THE HUNDREDS of Soviet summiteers staying at the Madison Hotel last week ravenously ate the buffets presented for breakfast, lunch and dinner, the hotel reported, and didn't ask for borscht or anything that reminded them of home.

In fact, the only thing they asked for was a chance to try that all-American favorite, pizza, which the Madison obligingly made in its haute-continental kitchen.


A decade ago restaurateur Alex Inglese of the now-defunct Alexander's III restaurant in Rosslyn figured that people wanted small portions, so he offered a choice on his menu. Diners could opt for normal entrees or "petite portions." Clearly he was ahead of his time, for in the last couple of months I have found at least three Washington restaurants offering the choice of small or large portions from their entree list.

The difference is that nowadays choosing small portions doesn't necessarily mean the diner wants to eat less; more likely he wants to graze -- to taste more things. Samplings and Flutes offer only small portions -- midway between appetizer and entree sizes. Tony & Joe's gives the choice of appetizer or main-dish sizes of its fried squid and smelts; Fedora and the River Club offer their entrees as normal or small portions; and at lunch the New Orleans Emporium allows the option of ordering tasting sizes rather than whole entrees. Some restaurants are offering small-portion options of dessert, too. Fedora lists the "World's Smallest Hot Fudge Sundae" along with its regular desserts. Then there are the restaurants that don't offer the choice, but just serve everything in skimpy amounts and excuse it as nouvelle cuisine.

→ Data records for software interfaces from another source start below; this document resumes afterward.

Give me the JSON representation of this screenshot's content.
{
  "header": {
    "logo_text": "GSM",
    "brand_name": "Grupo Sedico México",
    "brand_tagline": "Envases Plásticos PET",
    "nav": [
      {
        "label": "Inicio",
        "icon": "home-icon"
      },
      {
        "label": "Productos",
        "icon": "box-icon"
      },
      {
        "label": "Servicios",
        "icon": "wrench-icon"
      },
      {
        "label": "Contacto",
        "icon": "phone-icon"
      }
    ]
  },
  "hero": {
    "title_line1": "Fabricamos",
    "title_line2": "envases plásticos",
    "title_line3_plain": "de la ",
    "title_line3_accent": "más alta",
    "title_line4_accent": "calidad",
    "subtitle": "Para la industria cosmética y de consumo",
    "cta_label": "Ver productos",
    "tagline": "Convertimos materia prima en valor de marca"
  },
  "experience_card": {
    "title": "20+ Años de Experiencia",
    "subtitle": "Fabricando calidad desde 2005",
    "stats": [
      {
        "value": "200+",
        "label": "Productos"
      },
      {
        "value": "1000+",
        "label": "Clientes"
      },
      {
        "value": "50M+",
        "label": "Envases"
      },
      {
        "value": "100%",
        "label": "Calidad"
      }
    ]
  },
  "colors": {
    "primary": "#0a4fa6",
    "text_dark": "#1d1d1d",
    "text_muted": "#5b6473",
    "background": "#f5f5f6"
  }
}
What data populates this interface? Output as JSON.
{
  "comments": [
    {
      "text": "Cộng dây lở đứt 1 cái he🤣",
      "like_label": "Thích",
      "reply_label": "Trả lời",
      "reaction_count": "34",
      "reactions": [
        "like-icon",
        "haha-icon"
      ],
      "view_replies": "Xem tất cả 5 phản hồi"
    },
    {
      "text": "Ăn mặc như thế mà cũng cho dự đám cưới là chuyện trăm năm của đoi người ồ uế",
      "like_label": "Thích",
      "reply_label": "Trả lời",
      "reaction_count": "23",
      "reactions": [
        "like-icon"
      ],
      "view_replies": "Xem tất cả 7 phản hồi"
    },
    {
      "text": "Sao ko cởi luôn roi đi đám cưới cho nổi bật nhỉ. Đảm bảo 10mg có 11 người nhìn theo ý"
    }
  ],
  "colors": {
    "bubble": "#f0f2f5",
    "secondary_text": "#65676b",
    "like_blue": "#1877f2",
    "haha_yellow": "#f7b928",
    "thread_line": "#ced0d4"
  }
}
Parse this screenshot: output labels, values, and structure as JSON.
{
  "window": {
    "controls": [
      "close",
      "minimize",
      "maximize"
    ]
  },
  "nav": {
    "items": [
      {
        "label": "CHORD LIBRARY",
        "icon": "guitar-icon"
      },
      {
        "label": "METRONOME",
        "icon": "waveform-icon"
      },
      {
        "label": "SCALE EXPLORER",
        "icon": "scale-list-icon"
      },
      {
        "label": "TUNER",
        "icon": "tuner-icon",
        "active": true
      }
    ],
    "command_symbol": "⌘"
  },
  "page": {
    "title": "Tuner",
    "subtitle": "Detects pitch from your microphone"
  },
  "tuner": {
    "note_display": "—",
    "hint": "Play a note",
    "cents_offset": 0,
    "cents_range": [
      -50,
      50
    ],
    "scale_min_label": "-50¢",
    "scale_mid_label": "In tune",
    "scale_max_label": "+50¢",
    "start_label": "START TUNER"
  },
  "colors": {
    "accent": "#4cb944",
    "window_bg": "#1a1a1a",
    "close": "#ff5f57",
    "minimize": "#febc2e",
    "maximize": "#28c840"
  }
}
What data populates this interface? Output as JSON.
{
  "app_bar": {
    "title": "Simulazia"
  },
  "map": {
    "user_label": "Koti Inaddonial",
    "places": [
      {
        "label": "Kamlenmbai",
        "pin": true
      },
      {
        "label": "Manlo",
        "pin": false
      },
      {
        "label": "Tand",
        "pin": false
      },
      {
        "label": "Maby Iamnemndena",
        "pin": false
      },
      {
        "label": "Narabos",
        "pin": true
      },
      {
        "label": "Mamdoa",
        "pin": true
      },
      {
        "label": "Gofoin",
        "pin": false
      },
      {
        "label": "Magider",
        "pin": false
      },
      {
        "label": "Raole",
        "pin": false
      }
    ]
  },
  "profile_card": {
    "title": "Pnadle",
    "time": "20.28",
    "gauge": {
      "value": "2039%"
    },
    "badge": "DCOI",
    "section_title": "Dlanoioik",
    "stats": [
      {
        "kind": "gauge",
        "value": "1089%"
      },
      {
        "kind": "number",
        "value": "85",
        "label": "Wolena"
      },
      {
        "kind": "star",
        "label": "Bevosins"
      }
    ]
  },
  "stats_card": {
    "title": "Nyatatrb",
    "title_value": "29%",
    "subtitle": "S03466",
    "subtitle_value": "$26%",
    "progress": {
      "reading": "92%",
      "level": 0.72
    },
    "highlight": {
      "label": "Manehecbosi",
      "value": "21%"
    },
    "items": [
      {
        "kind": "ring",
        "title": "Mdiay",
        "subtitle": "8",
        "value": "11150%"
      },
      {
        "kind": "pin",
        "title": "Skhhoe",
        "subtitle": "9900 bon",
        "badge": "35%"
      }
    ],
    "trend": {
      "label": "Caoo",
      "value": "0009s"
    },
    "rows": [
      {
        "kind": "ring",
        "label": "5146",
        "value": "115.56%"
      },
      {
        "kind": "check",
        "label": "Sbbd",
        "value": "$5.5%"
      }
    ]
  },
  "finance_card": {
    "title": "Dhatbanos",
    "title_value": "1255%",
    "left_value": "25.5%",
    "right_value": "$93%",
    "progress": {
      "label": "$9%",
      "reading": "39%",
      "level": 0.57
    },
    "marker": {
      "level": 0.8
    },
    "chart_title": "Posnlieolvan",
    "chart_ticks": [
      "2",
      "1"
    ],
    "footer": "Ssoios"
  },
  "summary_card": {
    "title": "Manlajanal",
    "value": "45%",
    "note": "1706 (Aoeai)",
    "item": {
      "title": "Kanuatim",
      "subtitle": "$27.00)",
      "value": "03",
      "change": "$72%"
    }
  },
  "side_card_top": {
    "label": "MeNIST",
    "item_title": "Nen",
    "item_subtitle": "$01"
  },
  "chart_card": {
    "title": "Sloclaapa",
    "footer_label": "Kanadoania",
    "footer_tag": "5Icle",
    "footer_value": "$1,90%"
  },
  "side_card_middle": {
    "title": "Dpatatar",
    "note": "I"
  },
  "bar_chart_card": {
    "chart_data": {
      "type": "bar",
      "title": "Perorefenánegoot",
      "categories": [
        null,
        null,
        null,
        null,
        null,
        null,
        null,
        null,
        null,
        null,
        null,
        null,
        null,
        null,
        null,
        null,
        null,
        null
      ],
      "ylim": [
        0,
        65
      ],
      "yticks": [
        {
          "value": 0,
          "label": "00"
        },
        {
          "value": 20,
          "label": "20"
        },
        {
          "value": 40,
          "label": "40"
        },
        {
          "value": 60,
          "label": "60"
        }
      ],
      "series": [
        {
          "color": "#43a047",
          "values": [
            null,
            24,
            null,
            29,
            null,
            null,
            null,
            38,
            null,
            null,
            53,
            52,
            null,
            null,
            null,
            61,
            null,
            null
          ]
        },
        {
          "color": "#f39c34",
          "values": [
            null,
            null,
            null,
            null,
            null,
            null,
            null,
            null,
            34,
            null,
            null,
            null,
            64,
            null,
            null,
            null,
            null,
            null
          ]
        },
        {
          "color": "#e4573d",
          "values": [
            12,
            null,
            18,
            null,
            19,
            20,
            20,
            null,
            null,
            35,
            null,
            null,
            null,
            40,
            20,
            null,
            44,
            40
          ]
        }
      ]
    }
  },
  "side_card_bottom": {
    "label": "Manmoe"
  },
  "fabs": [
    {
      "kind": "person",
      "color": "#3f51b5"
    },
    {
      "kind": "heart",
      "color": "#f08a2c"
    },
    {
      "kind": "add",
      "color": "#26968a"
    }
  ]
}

I'm pretty wary of fruitcakes, and in particular have never understood the charm of candied cherries and bright green citron. At last there is a fruitcake that could convert me to an addict. It is called California Fruitcake. It contains none of that super-sweet candied stuff. It is mostly apricots and pineapple, with some dried peaches, pears and raisins, and plenty of walnuts, hazelnuts and almonds, bound together by the slightest bit of cake and drenched with Grand Marnier. It is made locally by Swan Caterers, who also make more traditional fruitcakes and other eccentric versions such as cranberry-orange, pumpkin, chocolate and pineapple-macadamia. It can be ordered for $29.95 (2 1/2 pounds) to $39.95 (5 pounds); the other fruitcakes range from $11.95 to $34.95. They're at 1532 U St. NW. Call 328-SWAN.


On the subject of particularly delicious versions of holiday treats, check out Chocolate Moose, the funky gift store on the corner of 18th and M streets NW. It is selling Gartner chocolates from Belgium -- at the breathtaking price of $32 a pound. While all the Gartner chocolates are good, not all are good enough to warrant that price. The ones that are worth the extravagance -- about $1 per chocolate -- are those with fresh-cream fillings. Made by a generations-old family-secret process, these fluffy creamy fillings taste truly like sheer whipped cream, flavored with the likes of almond crisp, marzipan, fruits, coffee, caramel and walnuts. The chocolate itself is fine, but with that whipped, flavored fresh cream -- containing no egg whites or butter to firm it -- the combination is sensational. Just make sure to keep the fresh-cream chocolates refrigerated, and consume them soon (which shouldn't really be a problem).